*** Given data ***

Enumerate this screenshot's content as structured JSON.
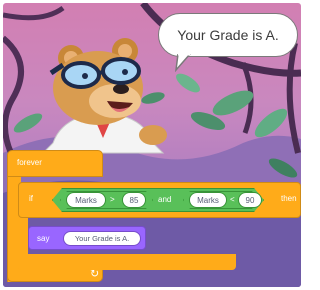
{
  "speech_bubble": {
    "text": "Your Grade is A."
  },
  "blocks": {
    "forever_label": "forever",
    "if_label": "if",
    "then_label": "then",
    "condition": {
      "left": {
        "variable": "Marks",
        "operator": ">",
        "value": "85"
      },
      "joiner": "and",
      "right": {
        "variable": "Marks",
        "operator": "<",
        "value": "90"
      }
    },
    "say": {
      "label": "say",
      "message": "Your Grade is A."
    }
  },
  "colors": {
    "events_orange": "#ffab19",
    "operators_green": "#59c059",
    "looks_purple": "#9966ff"
  },
  "icons": [
    "loop-arrow-icon"
  ]
}
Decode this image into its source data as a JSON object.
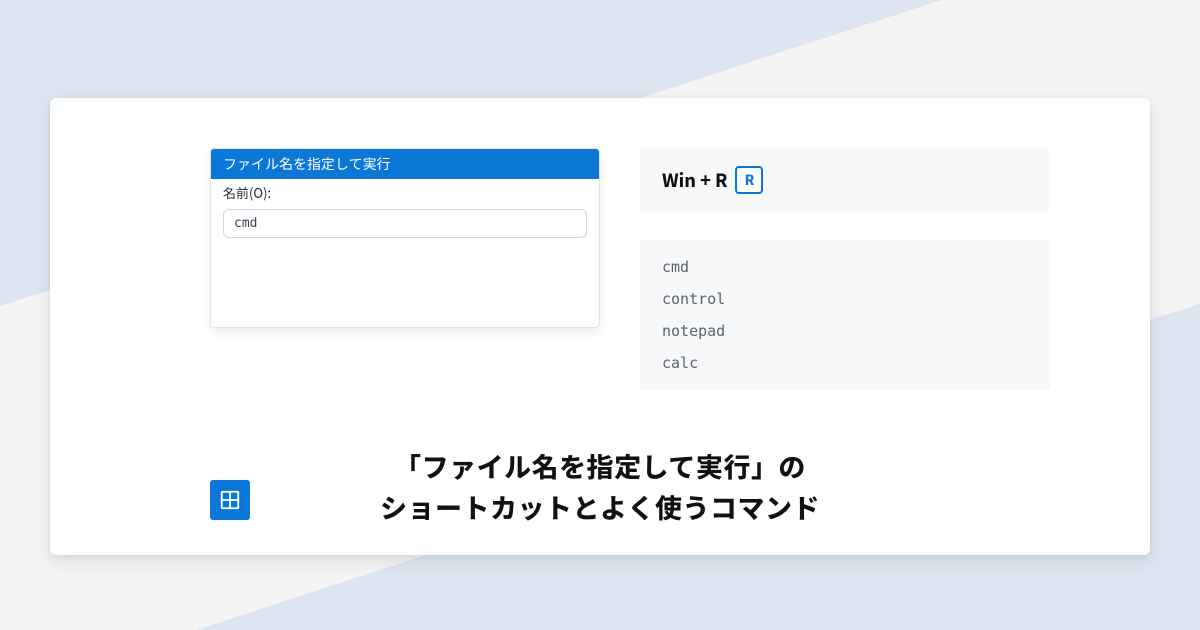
{
  "run_dialog": {
    "title": "ファイル名を指定して実行",
    "label": "名前(O):",
    "value": "cmd"
  },
  "shortcut": {
    "text": "Win + R",
    "key": "R"
  },
  "commands": [
    "cmd",
    "control",
    "notepad",
    "calc"
  ],
  "caption_line1": "「ファイル名を指定して実行」の",
  "caption_line2": "ショートカットとよく使うコマンド",
  "colors": {
    "accent": "#0b78d7"
  }
}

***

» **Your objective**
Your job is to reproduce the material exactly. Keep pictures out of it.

» **Output below**
Enumerate this screenshot's content as structured JSON.
{
  "speech_bubble": {
    "text": "Your Grade is A."
  },
  "blocks": {
    "forever_label": "forever",
    "if_label": "if",
    "then_label": "then",
    "condition": {
      "left": {
        "variable": "Marks",
        "operator": ">",
        "value": "85"
      },
      "joiner": "and",
      "right": {
        "variable": "Marks",
        "operator": "<",
        "value": "90"
      }
    },
    "say": {
      "label": "say",
      "message": "Your Grade is A."
    }
  },
  "colors": {
    "events_orange": "#ffab19",
    "operators_green": "#59c059",
    "looks_purple": "#9966ff"
  },
  "icons": [
    "loop-arrow-icon"
  ]
}
Decode this image into its source data as a JSON object.
{
  "run_dialog": {
    "title": "ファイル名を指定して実行",
    "label": "名前(O):",
    "value": "cmd"
  },
  "shortcut": {
    "text": "Win + R",
    "key": "R"
  },
  "commands": [
    "cmd",
    "control",
    "notepad",
    "calc"
  ],
  "caption_line1": "「ファイル名を指定して実行」の",
  "caption_line2": "ショートカットとよく使うコマンド",
  "colors": {
    "accent": "#0b78d7"
  }
}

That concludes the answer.